Darnell Mayberry: When Westbrook went down I saw the light. My opinion of him completely changed. Turns out he does have a heart for reporters and patience in interviews. Two times he turned on the charm. Two times he sat at a table and answered any and all questions thoughtfully and candidly. For five years I wasn't sure if he had it in him. Now I know he does. Oh, and as far as what he does on the basketball court, no change. Dude's a stud. Always has been.
John Rohde: I've always given Westbrook his due as a player. I've bragged about him, stood up for him, defended him and endorsed for him. But this injury and the tornado have taught me something else about Westbrook. I underestimated him — badly — as a person.
Berry Tramel: My opinion didn't change. I knew he was indispensable. The guy is an all-world basketball player. Lose him, and things get tough. It's like going from a Maserati to a Camaro. They sort of do the same things, but not really.
2. Do you think fans and media will be more respectful of Westbrook's game when he returns?
Mayberry: Nope. He'll still take more shots than Durant and probably take some of the same ill-advised shots. That's who he is. That's what he does. There's some bad that comes with Westbrook's spectacular. And it's easy for some to criticize Westbrook for some of his questionable decisions rather than praise him for the other 90 percent that he does well. But I do think many more people will understand that his team needs Westbrook to be aggressive. Doesn't mean they will respect it.
Rohde: Sounds great in theory, but it's not going to happen. Westbrook is an easy target because he's so darn noticeable. It's sort of like Miss America walking into a room. You can't help but notice. Unfortunately, people always look for the slightest imperfections, even with Miss America.
Tramel: Oh, I don't think there will be much change. The only people who griped about Westbrook before the injury were looking for something to gripe about. People who look for something to gripe about generally keep finding it.
3. What aspect of Westbrook's game did the Thunder miss most?

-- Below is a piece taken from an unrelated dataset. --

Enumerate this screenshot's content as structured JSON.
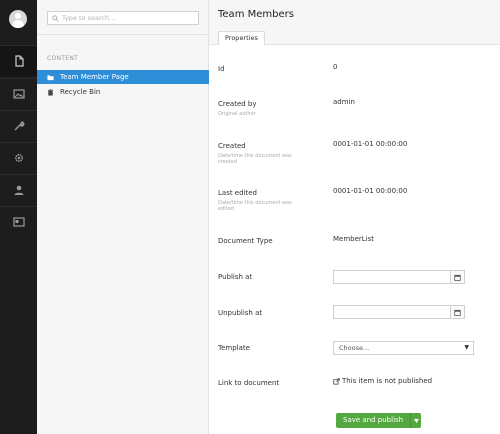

Mayberry: His fire. The Thunder looked like a different team without Westbrook in so many ways. But the aspect that was most alarming was how completely different the team's personality was. The Thunder just wasn't the same. The team lost its identity when its fearless and emotional leader went down. And for as talented as the rest of the roster was there was no replacing that.
Rohde: His swagger. Just ask Thunder center Kendrick Perkins. “Russ do one thing that stands out to me, he give everybody swag,” Perkins said in his exit interview with media. “He give everybody swag, from coach (Scott) Brooks to KD (Kevin Durant) to myself. I feed off of Russ. Russ may say he feed off of me, but I feed off of Russ.”
Tramel: The Thunder missed Westbrook's assertiveness. Pushing the ball constantly, even when the Thunder was out of gas. That energy lifted the Thunder from a drought. That energy gave the Thunder what everyone always talks about, easy buckets. That energy made everyone else more open, because opponents had to key on Westbrook, had to “distort our defense,” as Rockets coach Kevin McHale put it.